_Instructions for the task_
Look through the entries and count each line that includes the string "Pisang". Reply with the number alone.

_Exercise inputs_
⁂

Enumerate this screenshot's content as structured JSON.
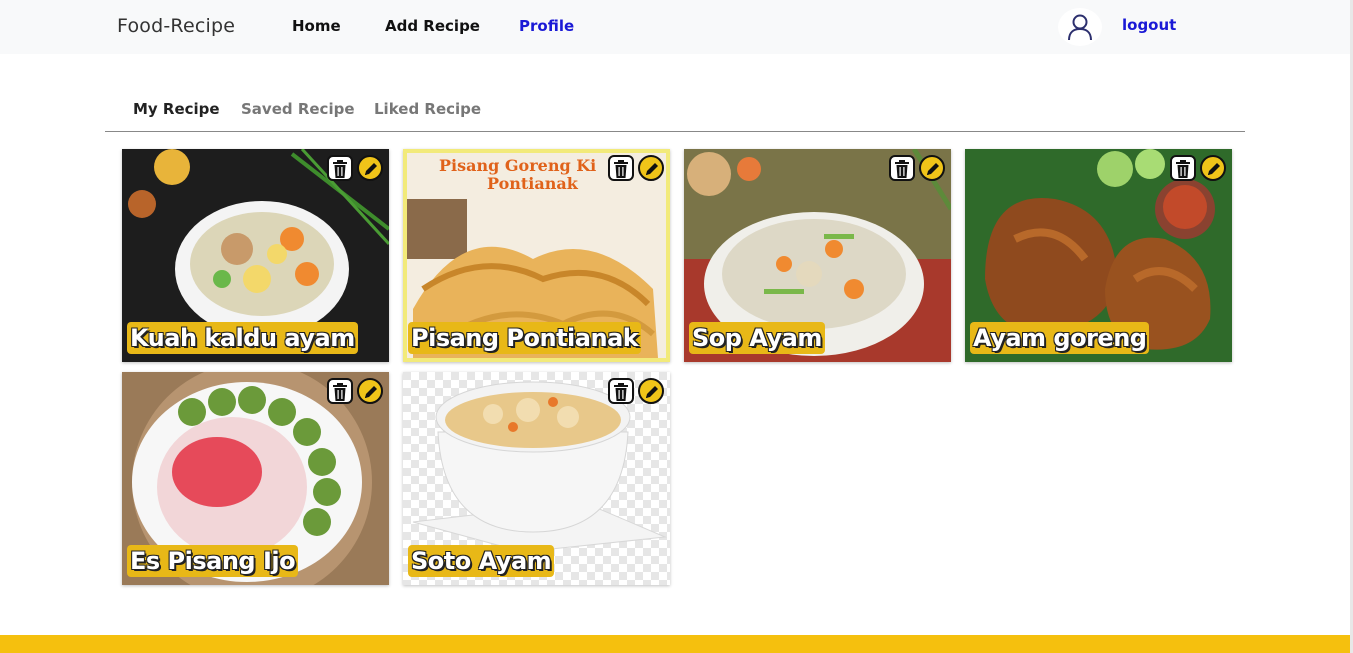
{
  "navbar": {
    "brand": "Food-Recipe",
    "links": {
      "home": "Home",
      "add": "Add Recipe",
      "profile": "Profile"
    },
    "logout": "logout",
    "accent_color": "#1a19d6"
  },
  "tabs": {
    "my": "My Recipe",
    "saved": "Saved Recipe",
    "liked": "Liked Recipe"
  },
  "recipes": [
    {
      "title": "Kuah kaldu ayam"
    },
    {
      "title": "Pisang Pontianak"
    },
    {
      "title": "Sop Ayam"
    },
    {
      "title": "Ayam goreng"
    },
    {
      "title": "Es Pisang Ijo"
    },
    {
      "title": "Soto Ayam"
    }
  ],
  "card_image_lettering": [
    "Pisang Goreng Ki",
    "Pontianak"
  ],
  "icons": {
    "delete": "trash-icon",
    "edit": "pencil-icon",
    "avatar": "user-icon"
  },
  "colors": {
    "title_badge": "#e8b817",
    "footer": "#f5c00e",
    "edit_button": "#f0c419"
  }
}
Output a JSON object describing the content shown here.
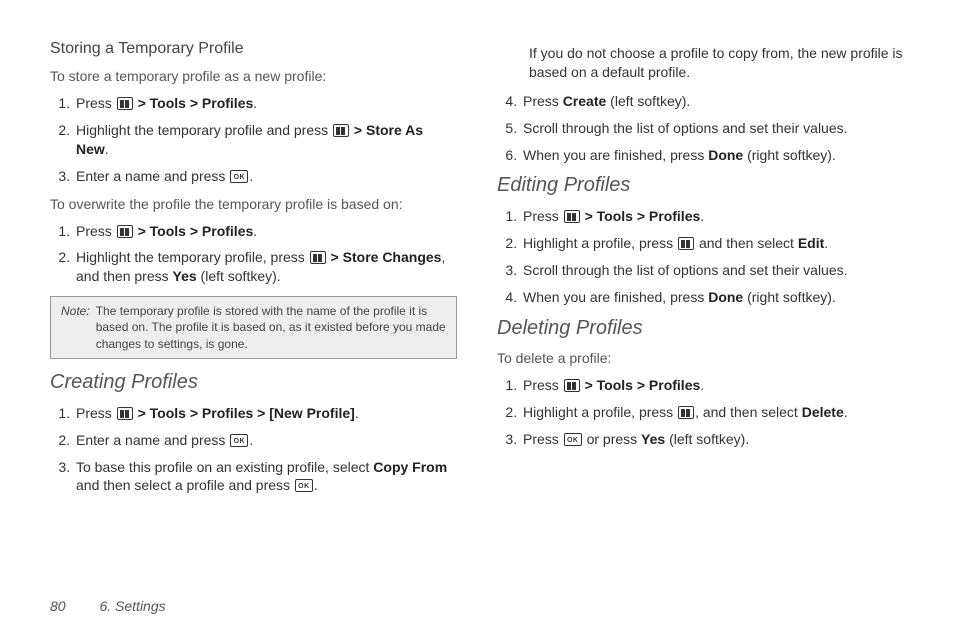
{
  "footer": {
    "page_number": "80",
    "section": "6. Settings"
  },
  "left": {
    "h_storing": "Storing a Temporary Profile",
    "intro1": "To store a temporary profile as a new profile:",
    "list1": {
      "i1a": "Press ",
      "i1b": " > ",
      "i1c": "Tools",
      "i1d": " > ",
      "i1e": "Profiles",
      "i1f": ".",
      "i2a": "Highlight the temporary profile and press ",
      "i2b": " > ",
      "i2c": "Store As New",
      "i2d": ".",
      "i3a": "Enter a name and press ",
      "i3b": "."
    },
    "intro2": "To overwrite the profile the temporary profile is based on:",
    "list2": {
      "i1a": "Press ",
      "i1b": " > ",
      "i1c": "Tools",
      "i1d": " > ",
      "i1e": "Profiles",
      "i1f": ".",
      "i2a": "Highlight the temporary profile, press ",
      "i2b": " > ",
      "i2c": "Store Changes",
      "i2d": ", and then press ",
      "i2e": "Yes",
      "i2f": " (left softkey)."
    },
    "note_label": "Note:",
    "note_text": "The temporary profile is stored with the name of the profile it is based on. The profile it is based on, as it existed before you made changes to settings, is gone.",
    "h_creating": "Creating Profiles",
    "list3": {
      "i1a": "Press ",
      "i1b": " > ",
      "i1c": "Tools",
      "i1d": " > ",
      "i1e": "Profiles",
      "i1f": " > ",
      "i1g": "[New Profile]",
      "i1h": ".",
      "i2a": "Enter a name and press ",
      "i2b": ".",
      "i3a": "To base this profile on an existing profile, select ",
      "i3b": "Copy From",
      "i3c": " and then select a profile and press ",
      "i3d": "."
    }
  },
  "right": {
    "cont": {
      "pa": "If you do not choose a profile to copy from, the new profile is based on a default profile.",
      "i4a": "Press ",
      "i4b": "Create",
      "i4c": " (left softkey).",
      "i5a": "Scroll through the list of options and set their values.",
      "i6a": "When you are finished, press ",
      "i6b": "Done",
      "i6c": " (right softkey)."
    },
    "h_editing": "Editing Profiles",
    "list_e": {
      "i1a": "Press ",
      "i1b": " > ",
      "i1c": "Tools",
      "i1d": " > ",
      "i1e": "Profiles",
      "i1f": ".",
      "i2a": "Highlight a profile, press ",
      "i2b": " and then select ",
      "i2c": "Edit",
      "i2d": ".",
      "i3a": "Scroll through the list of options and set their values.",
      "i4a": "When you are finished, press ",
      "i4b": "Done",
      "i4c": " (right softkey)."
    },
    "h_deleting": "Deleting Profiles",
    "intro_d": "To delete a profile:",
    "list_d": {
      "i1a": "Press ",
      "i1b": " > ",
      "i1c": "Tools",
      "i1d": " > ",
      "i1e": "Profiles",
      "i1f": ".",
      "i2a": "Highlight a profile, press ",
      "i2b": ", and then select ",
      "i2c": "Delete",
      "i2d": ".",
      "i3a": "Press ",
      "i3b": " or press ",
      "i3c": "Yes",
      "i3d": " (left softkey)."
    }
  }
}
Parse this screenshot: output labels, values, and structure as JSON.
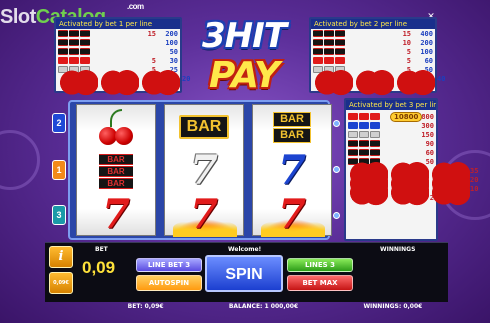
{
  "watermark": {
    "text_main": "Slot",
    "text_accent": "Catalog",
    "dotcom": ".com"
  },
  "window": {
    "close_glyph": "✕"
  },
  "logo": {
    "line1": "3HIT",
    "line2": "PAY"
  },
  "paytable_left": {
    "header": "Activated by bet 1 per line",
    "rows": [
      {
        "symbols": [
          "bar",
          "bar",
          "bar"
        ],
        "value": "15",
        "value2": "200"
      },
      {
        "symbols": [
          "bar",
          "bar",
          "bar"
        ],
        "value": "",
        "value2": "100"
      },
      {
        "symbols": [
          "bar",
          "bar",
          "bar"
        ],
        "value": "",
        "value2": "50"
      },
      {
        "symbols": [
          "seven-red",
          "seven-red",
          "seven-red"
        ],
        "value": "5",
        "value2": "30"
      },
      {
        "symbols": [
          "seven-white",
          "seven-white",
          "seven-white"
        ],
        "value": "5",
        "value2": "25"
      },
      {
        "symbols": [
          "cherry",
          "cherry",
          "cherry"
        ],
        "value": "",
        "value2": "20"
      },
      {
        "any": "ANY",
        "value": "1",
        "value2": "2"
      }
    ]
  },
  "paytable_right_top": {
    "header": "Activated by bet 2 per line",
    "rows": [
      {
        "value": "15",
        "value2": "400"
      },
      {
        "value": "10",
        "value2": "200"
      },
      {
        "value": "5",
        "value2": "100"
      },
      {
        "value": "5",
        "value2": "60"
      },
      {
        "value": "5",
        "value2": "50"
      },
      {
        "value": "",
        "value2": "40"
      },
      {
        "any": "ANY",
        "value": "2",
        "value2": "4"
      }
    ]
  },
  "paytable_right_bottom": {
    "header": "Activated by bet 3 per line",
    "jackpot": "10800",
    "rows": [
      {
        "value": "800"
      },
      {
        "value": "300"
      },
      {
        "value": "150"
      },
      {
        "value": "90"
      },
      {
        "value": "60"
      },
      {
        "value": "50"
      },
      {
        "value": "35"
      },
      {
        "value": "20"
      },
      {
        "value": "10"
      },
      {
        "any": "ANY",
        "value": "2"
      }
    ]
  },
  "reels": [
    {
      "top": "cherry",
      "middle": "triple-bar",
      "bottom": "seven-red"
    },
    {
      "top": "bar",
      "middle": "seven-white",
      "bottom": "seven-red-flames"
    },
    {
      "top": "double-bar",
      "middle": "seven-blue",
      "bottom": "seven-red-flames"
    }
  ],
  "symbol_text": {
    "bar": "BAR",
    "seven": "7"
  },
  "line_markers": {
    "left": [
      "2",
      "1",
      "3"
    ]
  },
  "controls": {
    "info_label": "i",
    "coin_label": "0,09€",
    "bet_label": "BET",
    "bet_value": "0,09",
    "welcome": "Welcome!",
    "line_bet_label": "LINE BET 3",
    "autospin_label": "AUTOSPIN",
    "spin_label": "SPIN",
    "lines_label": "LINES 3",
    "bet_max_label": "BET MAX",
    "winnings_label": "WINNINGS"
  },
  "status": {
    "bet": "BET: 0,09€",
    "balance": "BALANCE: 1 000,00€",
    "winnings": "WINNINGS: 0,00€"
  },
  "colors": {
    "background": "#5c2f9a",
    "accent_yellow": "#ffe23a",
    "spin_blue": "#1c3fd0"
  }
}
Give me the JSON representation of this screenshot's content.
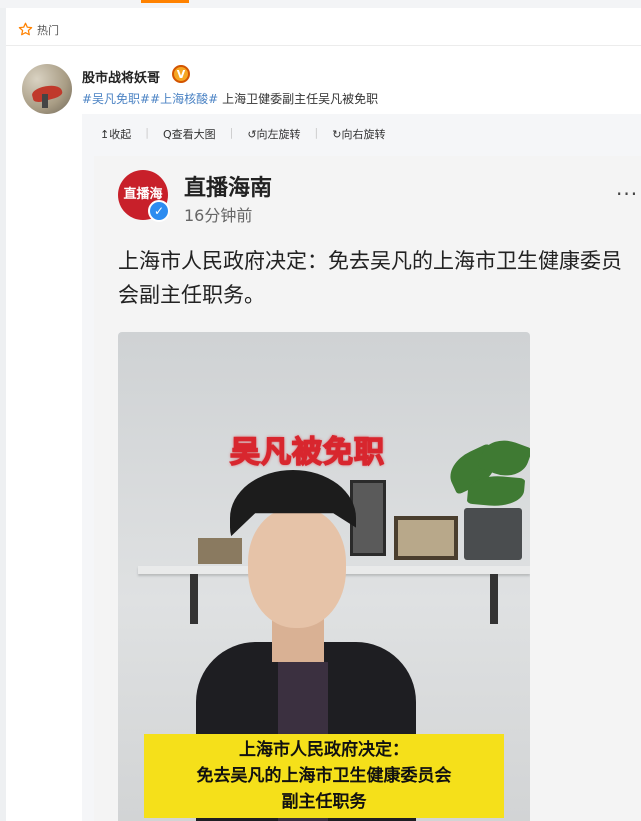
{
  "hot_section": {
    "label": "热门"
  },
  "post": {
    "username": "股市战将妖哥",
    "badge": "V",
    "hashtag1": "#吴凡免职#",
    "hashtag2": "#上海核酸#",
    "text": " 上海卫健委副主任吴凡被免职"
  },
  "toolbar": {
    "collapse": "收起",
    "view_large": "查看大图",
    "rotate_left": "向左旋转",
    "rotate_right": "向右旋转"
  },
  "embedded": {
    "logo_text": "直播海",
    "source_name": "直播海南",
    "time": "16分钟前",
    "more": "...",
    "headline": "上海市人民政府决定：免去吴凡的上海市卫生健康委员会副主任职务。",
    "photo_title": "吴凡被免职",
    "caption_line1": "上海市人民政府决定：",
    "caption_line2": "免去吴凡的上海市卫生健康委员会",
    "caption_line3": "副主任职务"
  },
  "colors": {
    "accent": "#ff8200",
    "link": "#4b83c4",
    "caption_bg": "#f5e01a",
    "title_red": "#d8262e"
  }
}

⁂

_Exercise result_
3